A Certainty Will Search is used by members of the public and professionals every day as a safeguarding measure to ensure that that the last Will of the deceased is located and their estate can therefore be distributed correctly. The National Will Register assists in ensuring that everything has been done to locate the last Will of the deceased.
In this case study, Sarah Gill, Paralegal at Cullimore Dutton explains a recent case where the firm conducted a Certainty Will Search to ensure that they were distributing an estate correctly. Sarah comments: “When the deceased passed away, one of her sons who lived abroad notified the firm. The family was aware that the deceased had written a Will with the firm in 2018 and that due to both of her sons living abroad, had appointed the firm as the executor of the estate.”
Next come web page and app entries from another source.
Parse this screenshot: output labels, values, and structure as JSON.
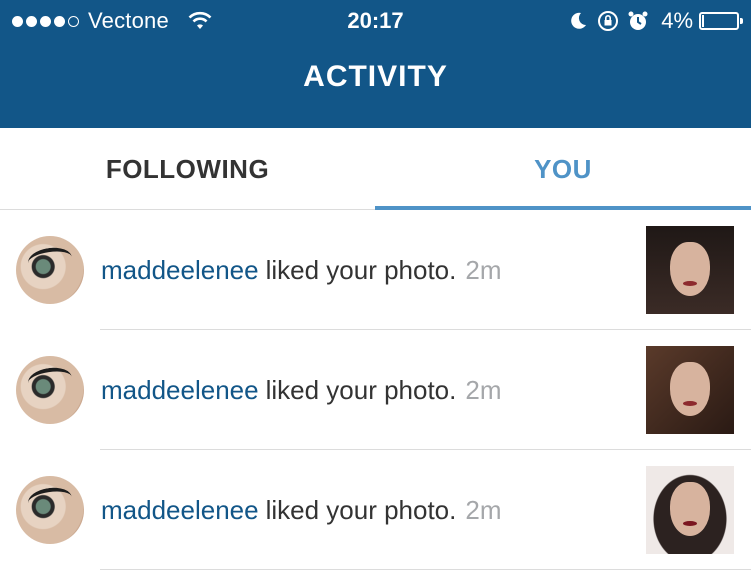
{
  "status_bar": {
    "carrier": "Vectone",
    "signal_bars_filled": 4,
    "signal_bars_total": 5,
    "time": "20:17",
    "battery_percent": "4%",
    "battery_level": 0.04,
    "icons": [
      "moon-icon",
      "rotation-lock-icon",
      "alarm-icon",
      "wifi-icon"
    ]
  },
  "header": {
    "title": "ACTIVITY",
    "background_color": "#125688"
  },
  "tabs": [
    {
      "label": "FOLLOWING",
      "active": false
    },
    {
      "label": "YOU",
      "active": true
    }
  ],
  "accent_color": "#4f93c7",
  "notifications": [
    {
      "username": "maddeelenee",
      "action": "liked your photo.",
      "time": "2m"
    },
    {
      "username": "maddeelenee",
      "action": "liked your photo.",
      "time": "2m"
    },
    {
      "username": "maddeelenee",
      "action": "liked your photo.",
      "time": "2m"
    }
  ]
}
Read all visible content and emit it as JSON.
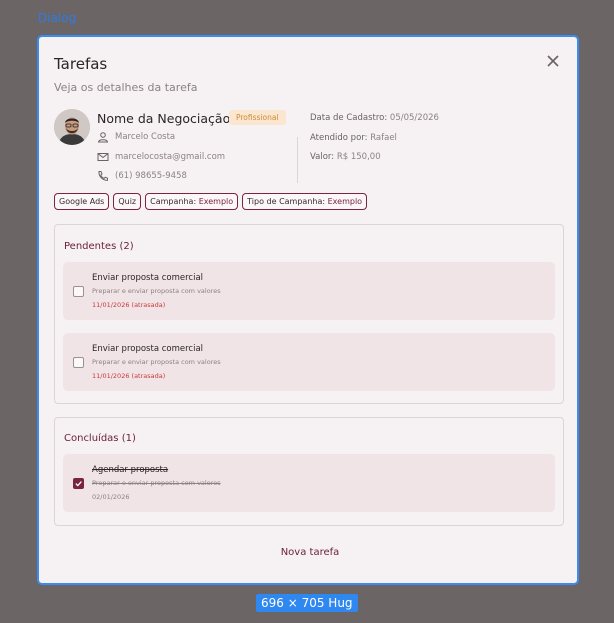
{
  "frame_label": "Dialog",
  "size_badge": "696 × 705 Hug",
  "dialog": {
    "title": "Tarefas",
    "subtitle": "Veja os detalhes da tarefa"
  },
  "deal": {
    "name": "Nome da Negociação",
    "tier": "Profissional",
    "contact_name": "Marcelo Costa",
    "email": "marcelocosta@gmail.com",
    "phone": "(61) 98655-9458"
  },
  "meta": {
    "created_label": "Data de Cadastro:",
    "created_value": "05/05/2026",
    "attended_label": "Atendido por:",
    "attended_value": "Rafael",
    "value_label": "Valor:",
    "value_value": "R$ 150,00"
  },
  "tags": [
    {
      "label": "Google Ads",
      "value": ""
    },
    {
      "label": "Quiz",
      "value": ""
    },
    {
      "label": "Campanha:",
      "value": "Exemplo"
    },
    {
      "label": "Tipo de Campanha:",
      "value": "Exemplo"
    }
  ],
  "pending": {
    "title": "Pendentes (2)",
    "tasks": [
      {
        "title": "Enviar proposta comercial",
        "desc": "Preparar e enviar proposta com valores",
        "date": "11/01/2026 (atrasada)"
      },
      {
        "title": "Enviar proposta comercial",
        "desc": "Preparar e enviar proposta com valores",
        "date": "11/01/2026 (atrasada)"
      }
    ]
  },
  "done": {
    "title": "Concluídas (1)",
    "tasks": [
      {
        "title": "Agendar proposta",
        "desc": "Preparar e enviar proposta com valores",
        "date": "02/01/2026"
      }
    ]
  },
  "new_task_label": "Nova tarefa",
  "colors": {
    "accent": "#7a2440",
    "task_bg": "#f0e4e7",
    "overdue": "#c93a3a",
    "selection": "#3b8cf1"
  }
}
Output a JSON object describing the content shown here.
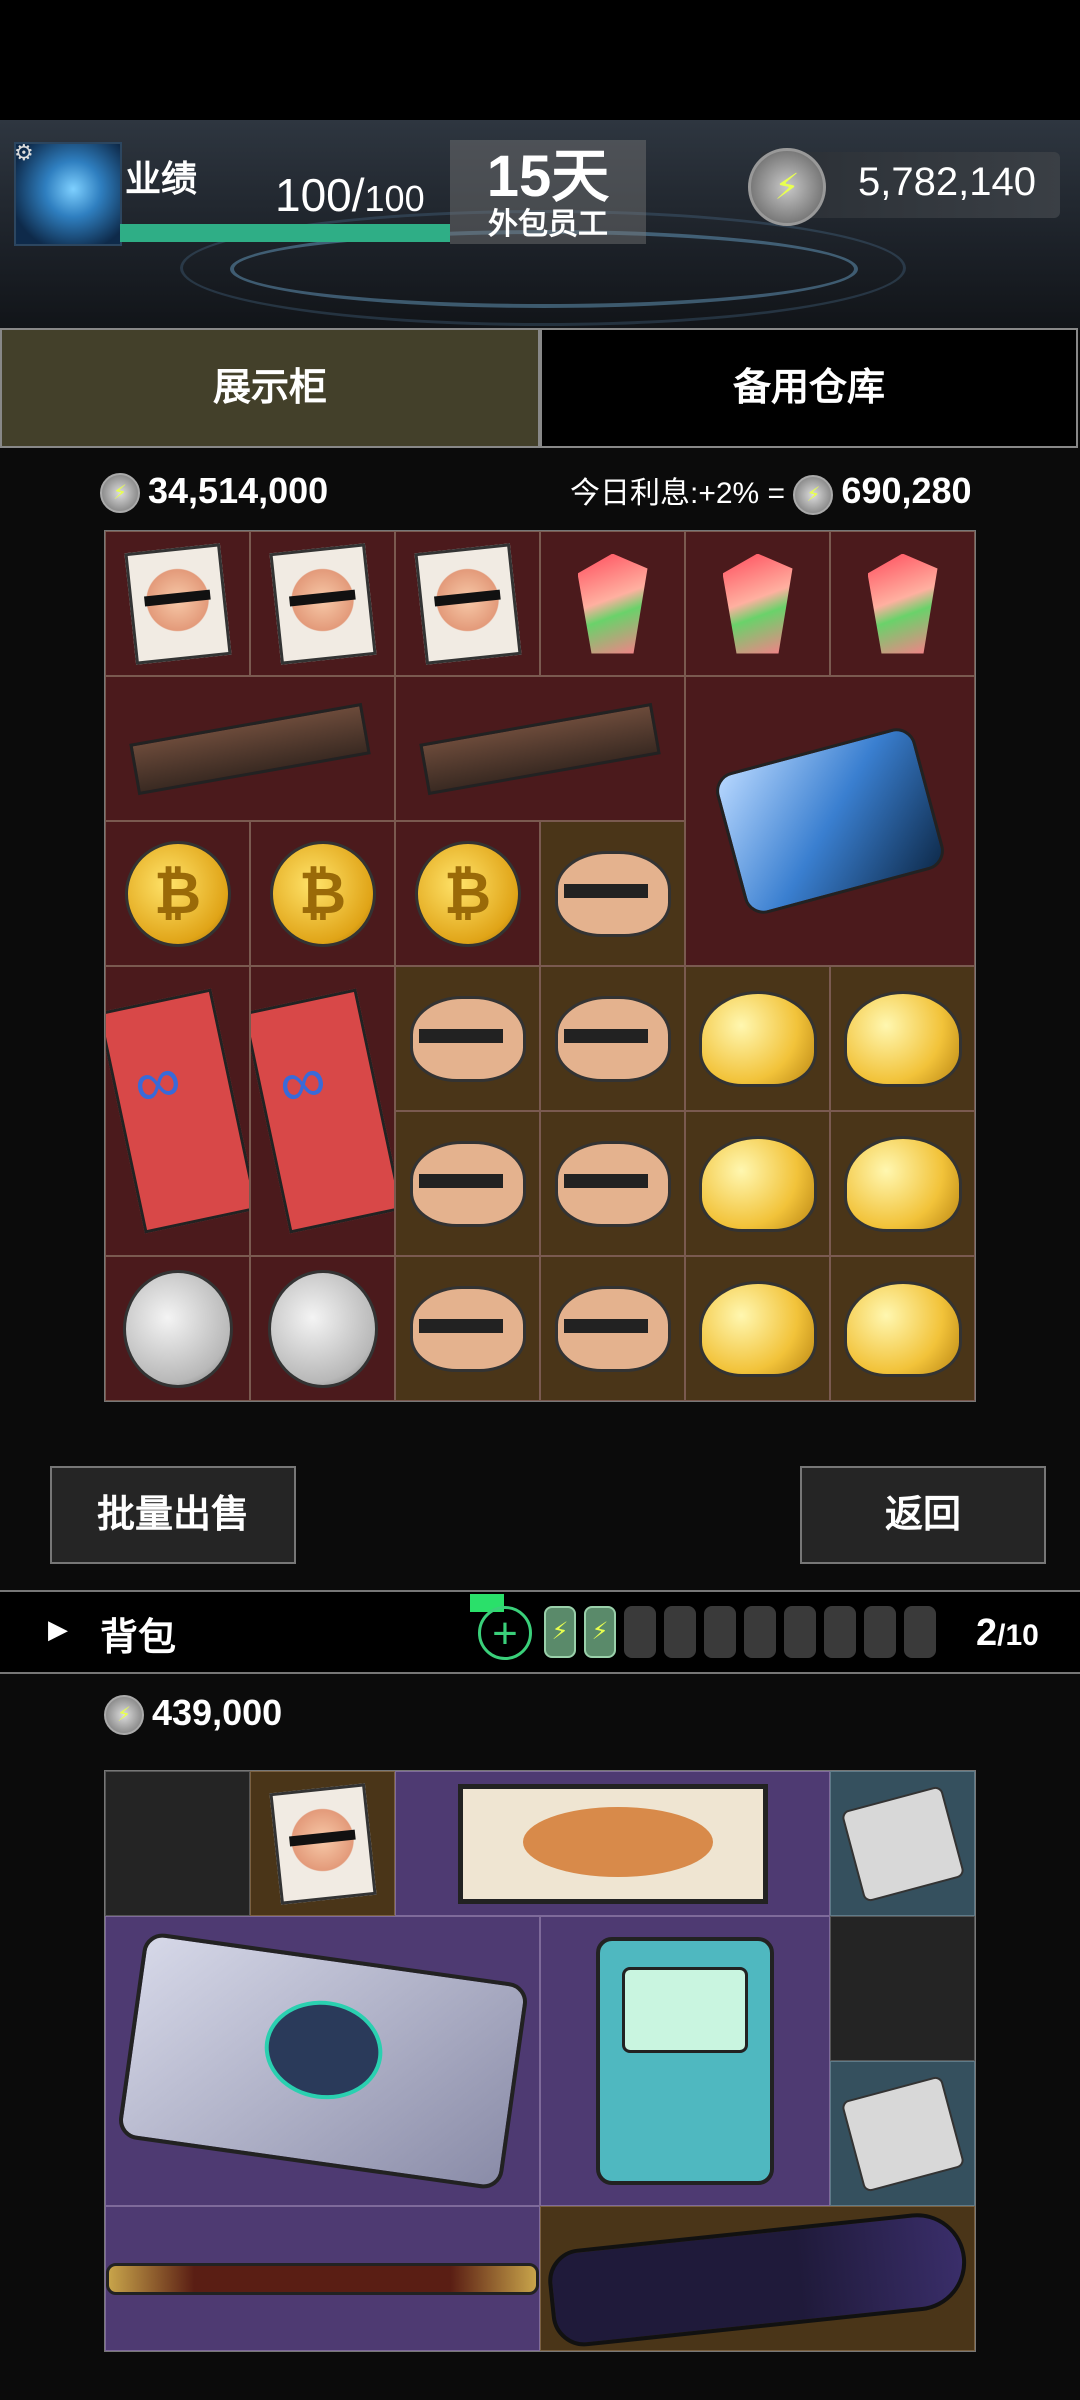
{
  "header": {
    "performance_label": "业绩",
    "performance_value": "100",
    "performance_max": "100",
    "performance_fraction": 1.0,
    "days": "15天",
    "role": "外包员工",
    "money": "5,782,140"
  },
  "tabs": [
    {
      "label": "展示柜",
      "active": true
    },
    {
      "label": "备用仓库",
      "active": false
    }
  ],
  "showcase": {
    "total": "34,514,000",
    "interest_label": "今日利息:+2% =",
    "interest_value": "690,280"
  },
  "buttons": {
    "bulk_sell": "批量出售",
    "back": "返回"
  },
  "backpack": {
    "title": "背包",
    "count": "2",
    "capacity": "/10",
    "total": "439,000"
  },
  "colors": {
    "cell_red": "#4b1a1c",
    "cell_brown": "#4a3518",
    "cell_purple": "#4e3a72",
    "cell_blue": "#35505e",
    "accent_green": "#2fae86"
  },
  "icons": {
    "currency": "lightning-coin-icon",
    "settings": "gear-icon",
    "expand": "triangle-right-icon",
    "add": "plus-circle-icon"
  }
}
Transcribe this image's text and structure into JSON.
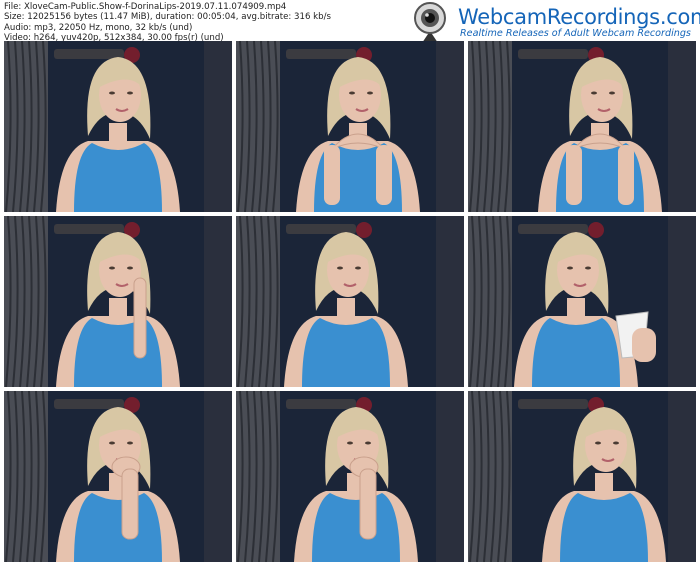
{
  "file_info": {
    "file": "File: XloveCam-Public.Show-f-DorinaLips-2019.07.11.074909.mp4",
    "size": "Size: 12025156 bytes (11.47 MiB), duration: 00:05:04, avg.bitrate: 316 kb/s",
    "audio": "Audio: mp3, 22050 Hz, mono, 32 kb/s (und)",
    "video": "Video: h264, yuv420p, 512x384, 30.00 fps(r) (und)"
  },
  "logo": {
    "title": "WebcamRecordings.com",
    "tagline": "Realtime Releases of Adult Webcam Recordings",
    "icon": "webcam-icon",
    "accent": "#1565b8"
  },
  "thumbnails": [
    {
      "pose": "smiling"
    },
    {
      "pose": "hands-under-chin"
    },
    {
      "pose": "hands-under-chin"
    },
    {
      "pose": "finger-to-face"
    },
    {
      "pose": "neutral"
    },
    {
      "pose": "holding-cup"
    },
    {
      "pose": "hand-to-mouth"
    },
    {
      "pose": "hand-to-mouth"
    },
    {
      "pose": "neutral"
    }
  ],
  "colors": {
    "top_color": "#3a8fd0",
    "hair_color": "#d8c7a4",
    "skin_color": "#e6c2ae",
    "backdrop_color": "#1b2538"
  }
}
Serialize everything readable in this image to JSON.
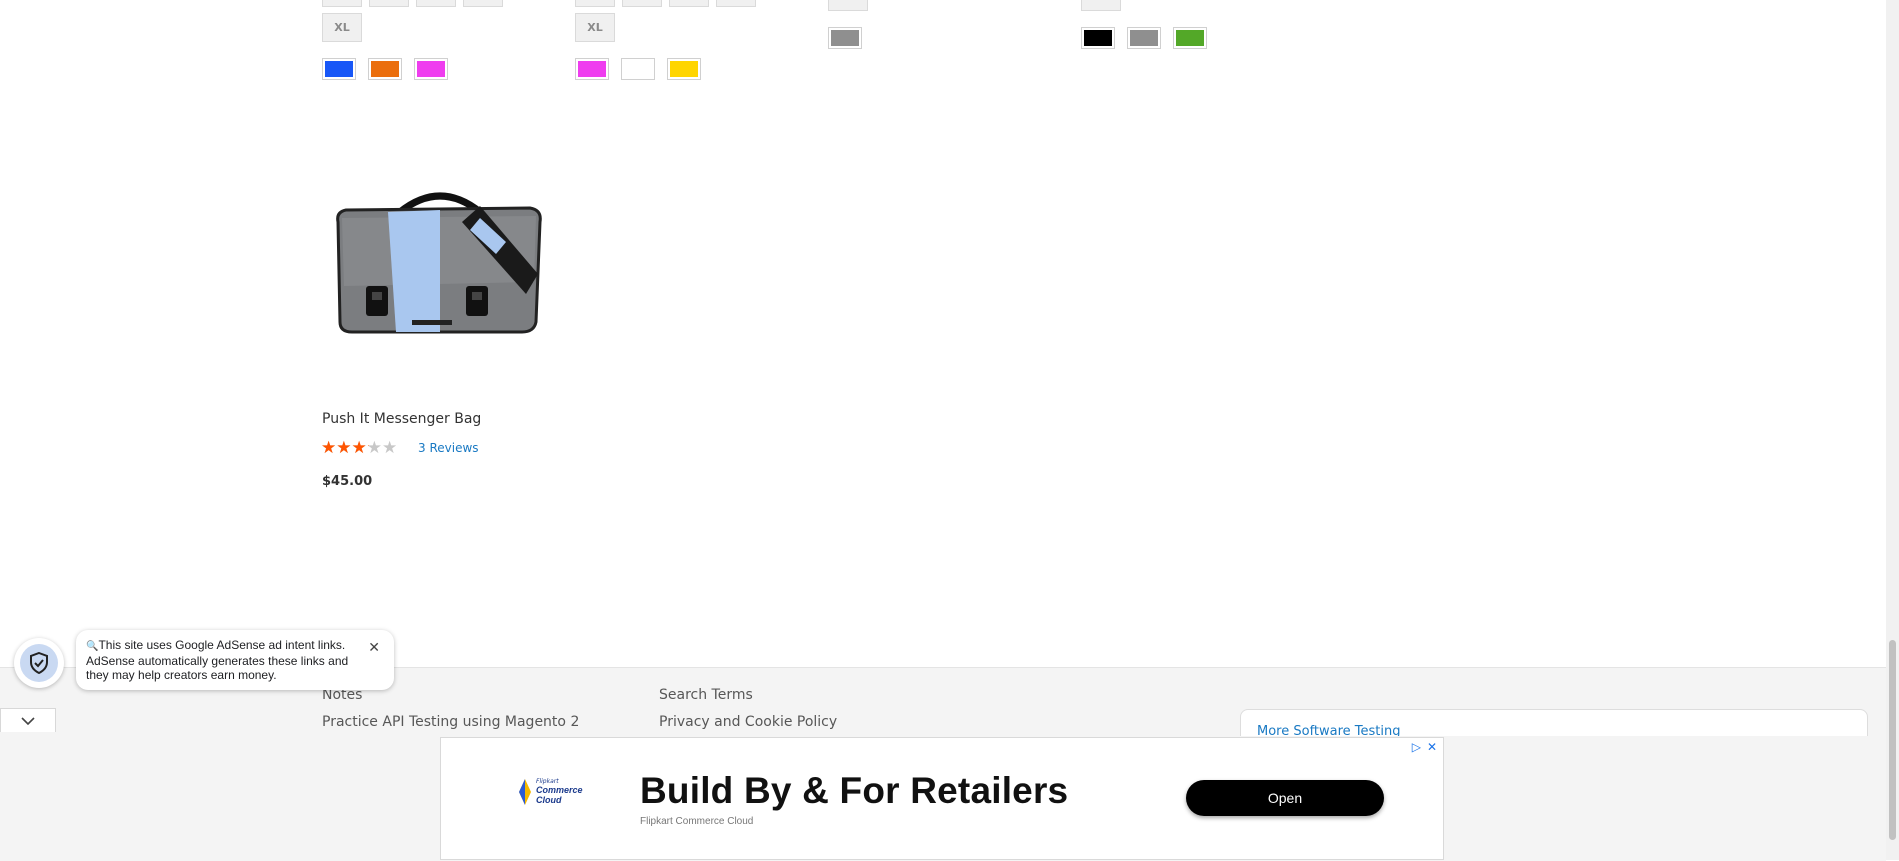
{
  "product_grid": {
    "row1": [
      {
        "size_labels": [
          "XL"
        ],
        "colors": [
          "#1857f7",
          "#eb6e0d",
          "#ef3def"
        ]
      },
      {
        "size_labels": [
          "XL"
        ],
        "colors": [
          "#ef3def",
          "#ffffff",
          "#ffd500"
        ]
      },
      {
        "size_labels": [],
        "colors": [
          "#8f8f8f"
        ]
      },
      {
        "size_labels": [],
        "colors": [
          "#000000",
          "#8f8f8f",
          "#53a828"
        ]
      }
    ],
    "product": {
      "name": "Push It Messenger Bag",
      "rating_percent": 63,
      "reviews": "3 Reviews",
      "price": "$45.00"
    }
  },
  "footer": {
    "col1": [
      "Notes",
      "Practice API Testing using Magento 2"
    ],
    "col2": [
      "Search Terms",
      "Privacy and Cookie Policy"
    ],
    "widget_text": "More   Software Testing"
  },
  "adsense_notice": {
    "text": "This site uses Google AdSense ad intent links. AdSense automatically generates these links and they may help creators earn money."
  },
  "ad": {
    "headline": "Build By & For Retailers",
    "sponsor": "Flipkart Commerce Cloud",
    "cta": "Open",
    "logo_lines": [
      "Commerce",
      "Cloud"
    ],
    "logo_small": "Flipkart"
  }
}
“The deceased was divorced and had lived on her own for many years. The estate was worth £350,000 which included a property that needed to be sold. Although the Will was only made three years before the deceased passed away, as a professional it is not worth the risk of a later unknown Will coming to light after the estate has been distributed so we advised that a Will search should be conducted. A Certainty Will Search is recognised as an adequate search to prove that you have done everything you can to locate any later Wills.”
Sarah conducted a Will Search Combined that searches for Wills that have been registered on The National Will Register and for Wills that have not yet been registered.
Sarah continues: “The Certainty Will Search confirmed that we were in possession of the last Will of the deceased. We were therefore able to obtain a Grant of Probate and proceed with distributing the estate to the named beneficiaries in the Will.”
“At Cullimore Dutton, we have incorporated Will Registration into our internal estate planning process and always advise that a Certainty Will Search is conducted when we are acting as a Professional Executor or when an estate is intestate. This not only protects the executors but also the beneficiaries of an estate.”